» WHAT YOU HAVE TO DO
Would you find each line in the entries below with the string "BUSINESS" and copy it?

[Excerpts from an interface dataset]
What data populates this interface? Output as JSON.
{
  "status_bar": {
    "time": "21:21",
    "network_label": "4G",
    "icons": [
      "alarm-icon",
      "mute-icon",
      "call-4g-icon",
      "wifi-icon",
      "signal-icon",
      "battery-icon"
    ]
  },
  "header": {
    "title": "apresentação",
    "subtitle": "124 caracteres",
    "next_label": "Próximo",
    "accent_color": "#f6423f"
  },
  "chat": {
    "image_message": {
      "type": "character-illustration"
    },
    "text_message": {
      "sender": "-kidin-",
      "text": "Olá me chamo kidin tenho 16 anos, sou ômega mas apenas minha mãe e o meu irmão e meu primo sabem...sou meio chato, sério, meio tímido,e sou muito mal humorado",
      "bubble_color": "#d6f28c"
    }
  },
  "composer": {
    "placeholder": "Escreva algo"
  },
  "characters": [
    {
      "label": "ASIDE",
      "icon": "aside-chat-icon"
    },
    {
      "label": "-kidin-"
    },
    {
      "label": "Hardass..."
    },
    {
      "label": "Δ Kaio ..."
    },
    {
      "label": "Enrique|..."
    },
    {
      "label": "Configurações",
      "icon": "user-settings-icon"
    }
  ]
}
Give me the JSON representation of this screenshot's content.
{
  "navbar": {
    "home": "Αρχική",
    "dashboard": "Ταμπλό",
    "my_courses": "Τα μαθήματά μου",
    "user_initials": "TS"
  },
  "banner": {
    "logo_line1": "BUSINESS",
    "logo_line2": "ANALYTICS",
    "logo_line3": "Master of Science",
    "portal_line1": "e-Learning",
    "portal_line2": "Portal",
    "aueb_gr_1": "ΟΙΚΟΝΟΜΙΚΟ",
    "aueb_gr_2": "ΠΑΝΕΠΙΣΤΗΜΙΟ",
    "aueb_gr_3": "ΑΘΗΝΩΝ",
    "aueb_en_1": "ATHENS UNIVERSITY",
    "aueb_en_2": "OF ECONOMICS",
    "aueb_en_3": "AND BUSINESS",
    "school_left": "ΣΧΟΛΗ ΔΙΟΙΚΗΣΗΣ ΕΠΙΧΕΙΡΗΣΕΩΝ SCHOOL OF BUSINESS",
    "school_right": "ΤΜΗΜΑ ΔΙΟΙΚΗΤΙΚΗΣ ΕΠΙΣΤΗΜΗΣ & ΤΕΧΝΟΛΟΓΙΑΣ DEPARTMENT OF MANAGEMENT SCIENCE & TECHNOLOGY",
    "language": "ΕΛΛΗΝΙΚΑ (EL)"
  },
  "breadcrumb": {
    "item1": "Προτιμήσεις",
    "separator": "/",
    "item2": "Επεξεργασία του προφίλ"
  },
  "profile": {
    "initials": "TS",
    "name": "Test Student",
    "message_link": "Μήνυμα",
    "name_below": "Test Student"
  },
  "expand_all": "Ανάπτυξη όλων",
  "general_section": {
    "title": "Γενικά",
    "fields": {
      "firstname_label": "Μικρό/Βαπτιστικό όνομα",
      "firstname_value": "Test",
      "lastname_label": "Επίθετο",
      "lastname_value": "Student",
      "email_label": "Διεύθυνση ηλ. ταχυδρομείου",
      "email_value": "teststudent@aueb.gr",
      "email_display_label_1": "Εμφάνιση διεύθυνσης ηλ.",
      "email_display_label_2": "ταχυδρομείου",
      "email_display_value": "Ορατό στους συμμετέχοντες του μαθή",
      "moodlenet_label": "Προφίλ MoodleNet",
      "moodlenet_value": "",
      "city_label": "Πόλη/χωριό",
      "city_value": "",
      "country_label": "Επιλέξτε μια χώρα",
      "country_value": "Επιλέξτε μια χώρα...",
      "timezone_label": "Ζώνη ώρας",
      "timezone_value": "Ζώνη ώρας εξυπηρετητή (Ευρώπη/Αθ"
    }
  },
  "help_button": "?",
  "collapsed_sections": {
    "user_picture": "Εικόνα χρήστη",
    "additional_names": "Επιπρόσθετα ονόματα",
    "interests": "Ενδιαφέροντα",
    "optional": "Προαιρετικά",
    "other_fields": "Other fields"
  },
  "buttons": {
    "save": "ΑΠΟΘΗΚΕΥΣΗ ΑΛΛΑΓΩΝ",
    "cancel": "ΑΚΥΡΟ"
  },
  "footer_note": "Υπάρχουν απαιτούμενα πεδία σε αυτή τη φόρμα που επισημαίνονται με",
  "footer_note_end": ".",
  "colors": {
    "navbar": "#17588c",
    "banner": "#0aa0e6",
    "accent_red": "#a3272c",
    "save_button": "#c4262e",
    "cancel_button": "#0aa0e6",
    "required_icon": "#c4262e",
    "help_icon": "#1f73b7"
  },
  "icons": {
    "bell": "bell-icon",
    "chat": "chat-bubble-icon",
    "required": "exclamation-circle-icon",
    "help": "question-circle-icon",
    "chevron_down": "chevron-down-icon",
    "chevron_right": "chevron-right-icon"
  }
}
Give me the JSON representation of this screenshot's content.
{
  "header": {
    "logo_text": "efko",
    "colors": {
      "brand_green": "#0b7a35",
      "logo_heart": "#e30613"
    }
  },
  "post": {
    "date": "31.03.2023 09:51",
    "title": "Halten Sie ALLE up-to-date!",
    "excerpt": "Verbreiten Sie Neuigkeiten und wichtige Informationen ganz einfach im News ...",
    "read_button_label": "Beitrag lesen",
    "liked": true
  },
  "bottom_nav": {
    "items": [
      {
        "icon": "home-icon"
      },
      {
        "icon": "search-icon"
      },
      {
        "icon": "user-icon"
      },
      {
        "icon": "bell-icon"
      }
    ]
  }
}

» ANSWER BOX
    "logo_line1": "BUSINESS",
    "aueb_en_3": "AND BUSINESS",
    "school_left": "ΣΧΟΛΗ ΔΙΟΙΚΗΣΗΣ ΕΠΙΧΕΙΡΗΣΕΩΝ SCHOOL OF BUSINESS",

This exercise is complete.